Not even Charlie and his Bloody Chocolate factory on CD appeased them.
“Put Mika on mum” demanded the 6 year old.
“Yeah Mika”, reinforced the Red-Head parrot. It was with much relief then when we unfurled our legs on the ship and climbed the stairs to the cafe area where there was a rumpus room for the young children.
Hubby got himself a beer and a paper and sat himself near the kids. The teenagers sloped off to see what delights the ship had in store for them and I just gazed out of the window at the, mercifully calm sea. I sat back and relaxed.
Within two hours the ship docked and we drove off in darkness in appalling weather. Hubby had taking up position of navigator and I was behind the wheel. I was very nervous and my neck muscles were taught within minutes of driving. There were few cars on the road but hundreds of trucks and lorries and the rain was sluicing off them and onto me. I drove at 55mph.

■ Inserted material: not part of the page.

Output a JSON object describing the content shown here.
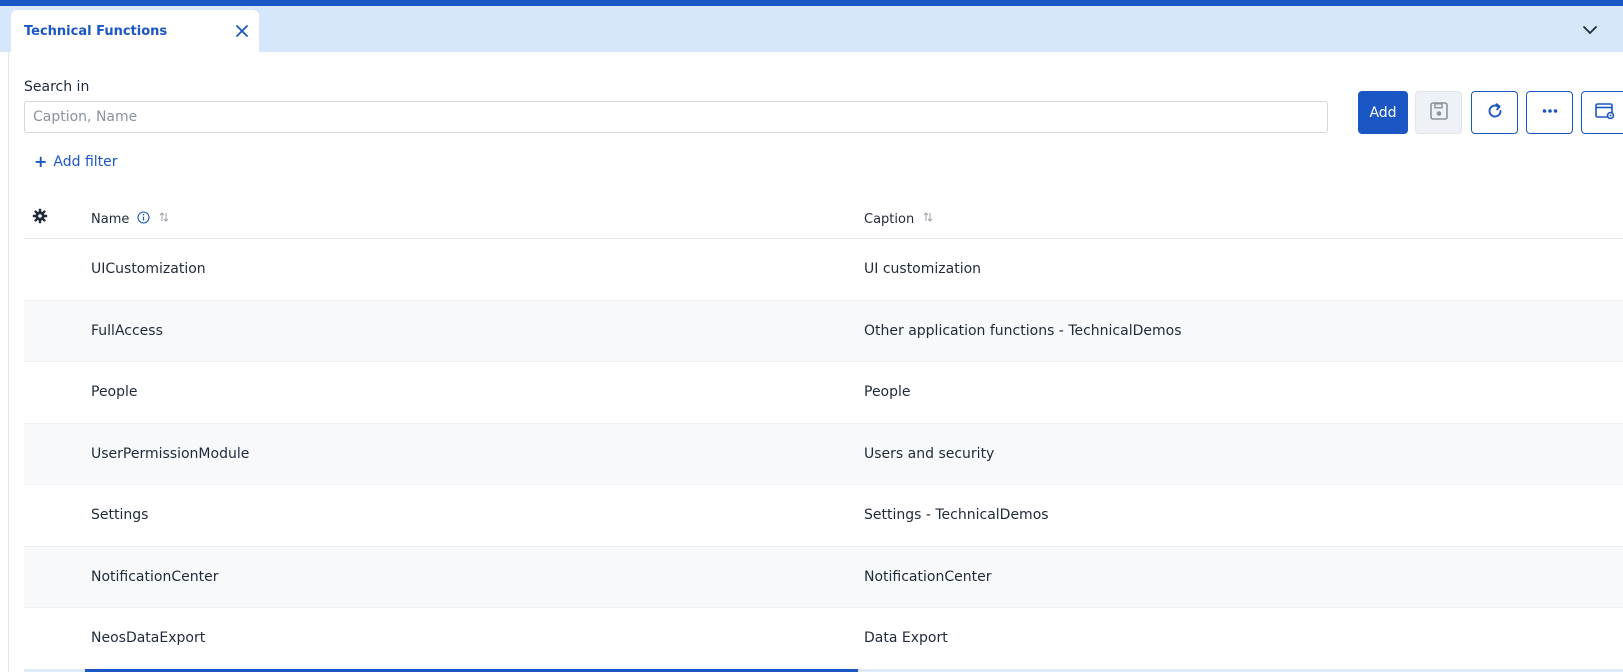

“Speed up a little Alice, or we’ll never get there”. Hubby was cross with me for being a wuss.
“Look I don’t know of any of my female friends who would do this, so don’t give me a hard time. I cannot see the road, I am getting used to the French road signs and the driving on the left. Give me a break.”
Now I am fairly proficient in day to day French – at least I understand what ‘Autres Directions’ and ‘Prochaine sortie’ mean but ‘Volgende uitgang’ and ‘alle richtingen’, were lost on me. So let’s recap. The weather is atrocious, it is pitch dark, I am tired, the children are tired, my husband it tired, we cannot understand the language, we have to find some suburb of Brussels and Charlie has yet to find the golden ticket. If my nerves were in tatters before, now they were in ribbons.

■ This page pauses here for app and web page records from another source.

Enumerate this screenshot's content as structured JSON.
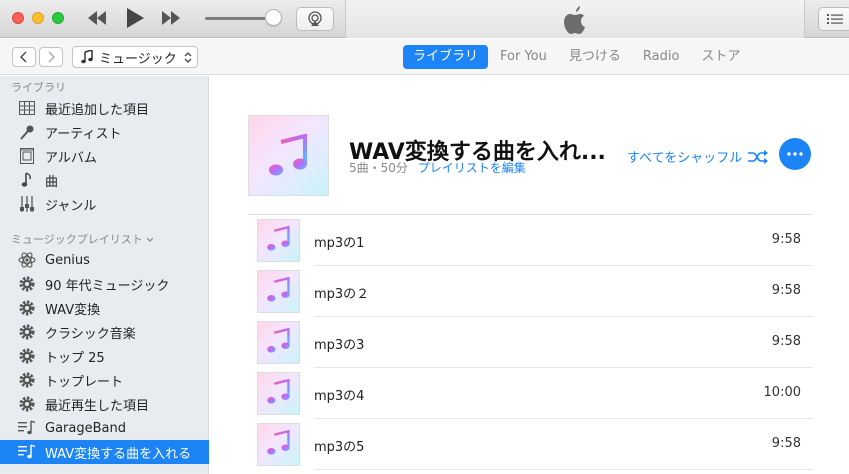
{
  "toolbar": {
    "apple_logo": "apple-icon"
  },
  "navbar": {
    "media_type": "ミュージック",
    "tabs": [
      {
        "label": "ライブラリ",
        "active": true
      },
      {
        "label": "For You",
        "active": false
      },
      {
        "label": "見つける",
        "active": false
      },
      {
        "label": "Radio",
        "active": false
      },
      {
        "label": "ストア",
        "active": false
      }
    ]
  },
  "sidebar": {
    "library_header": "ライブラリ",
    "library_items": [
      {
        "label": "最近追加した項目",
        "icon": "grid-icon"
      },
      {
        "label": "アーティスト",
        "icon": "microphone-icon"
      },
      {
        "label": "アルバム",
        "icon": "album-icon"
      },
      {
        "label": "曲",
        "icon": "note-icon"
      },
      {
        "label": "ジャンル",
        "icon": "guitar-icon"
      }
    ],
    "playlists_header": "ミュージックプレイリスト",
    "playlist_items": [
      {
        "label": "Genius",
        "icon": "genius-icon",
        "selected": false
      },
      {
        "label": "90 年代ミュージック",
        "icon": "gear-icon",
        "selected": false
      },
      {
        "label": "WAV変換",
        "icon": "gear-icon",
        "selected": false
      },
      {
        "label": "クラシック音楽",
        "icon": "gear-icon",
        "selected": false
      },
      {
        "label": "トップ 25",
        "icon": "gear-icon",
        "selected": false
      },
      {
        "label": "トップレート",
        "icon": "gear-icon",
        "selected": false
      },
      {
        "label": "最近再生した項目",
        "icon": "gear-icon",
        "selected": false
      },
      {
        "label": "GarageBand",
        "icon": "playlist-icon",
        "selected": false
      },
      {
        "label": "WAV変換する曲を入れる",
        "icon": "playlist-icon",
        "selected": true
      }
    ]
  },
  "playlist": {
    "title": "WAV変換する曲を入れ...",
    "meta": "5曲・50分",
    "edit_label": "プレイリストを編集",
    "shuffle_label": "すべてをシャッフル",
    "songs": [
      {
        "name": "mp3の1",
        "duration": "9:58"
      },
      {
        "name": "mp3の２",
        "duration": "9:58"
      },
      {
        "name": "mp3の3",
        "duration": "9:58"
      },
      {
        "name": "mp3の4",
        "duration": "10:00"
      },
      {
        "name": "mp3の5",
        "duration": "9:58"
      }
    ]
  },
  "colors": {
    "accent": "#1d84f6",
    "sidebar_bg": "#e8ecf1"
  }
}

Finally, when Hubby screeched out “For God’s sake Alice, get in the outside lane, we need to get off here”, I was able to park up, be embraced by my friends and finally relax with a much deserved glass of wine.
The following morning our friends left to go on their own holiday, leaving us to navigate ourselves once more. We eventually found the centre of Brussels only to remember, on hearing a sickening scraping sound that we had the roof box on top of the car and were thus excluded from all multi story car parks.

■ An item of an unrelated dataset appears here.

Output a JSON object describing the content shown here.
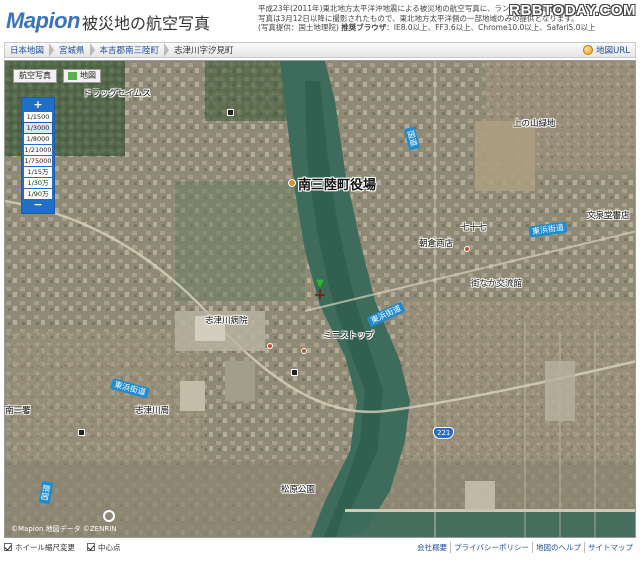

“Watch out!” yelled Hubby as I was about to pull out and find a parking space, somewhere, anywhere. “I have to pull out a bit”, I yelled back, “I’m on the other side don’t forget, I can’t see”.
The weather was not good. It snowed. I drove in all conditions. I only almost killed us once, on entering a No Entry road and only to see six lanes of traffic came towards us. It was a talking point for days.
It was a lovely city but the weather was not conducive to meandering with several children in tow. And expensive? Unbelievable. It’s not much fun when you have to share a coffee and a sandwich and the children have to make a coke go between three but when it costs €18 for a Quick Burger for two little children and one adult then what can you do? The ketchup sachets were 45 pence each and a pee? 30 pence. The journey home was without incident. Matilda went down better than Charlie and the Chocolate Factory. It wasn’t until we’d unpacked and Hubby had a beer that I mentioned the boiler..